(INPUT RECORDS begins)

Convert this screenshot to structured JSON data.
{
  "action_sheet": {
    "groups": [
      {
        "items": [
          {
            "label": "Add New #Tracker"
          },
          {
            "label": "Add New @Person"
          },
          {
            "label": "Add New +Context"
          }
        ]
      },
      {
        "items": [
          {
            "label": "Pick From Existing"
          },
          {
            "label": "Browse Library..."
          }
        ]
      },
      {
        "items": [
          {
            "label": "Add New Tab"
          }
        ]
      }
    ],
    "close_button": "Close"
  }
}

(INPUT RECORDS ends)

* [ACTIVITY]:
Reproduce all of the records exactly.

* [ANSWER SPACE]:
Convert this screenshot to structured JSON data.
{
  "action_sheet": {
    "groups": [
      {
        "items": [
          {
            "label": "Add New #Tracker"
          },
          {
            "label": "Add New @Person"
          },
          {
            "label": "Add New +Context"
          }
        ]
      },
      {
        "items": [
          {
            "label": "Pick From Existing"
          },
          {
            "label": "Browse Library..."
          }
        ]
      },
      {
        "items": [
          {
            "label": "Add New Tab"
          }
        ]
      }
    ],
    "close_button": "Close"
  }
}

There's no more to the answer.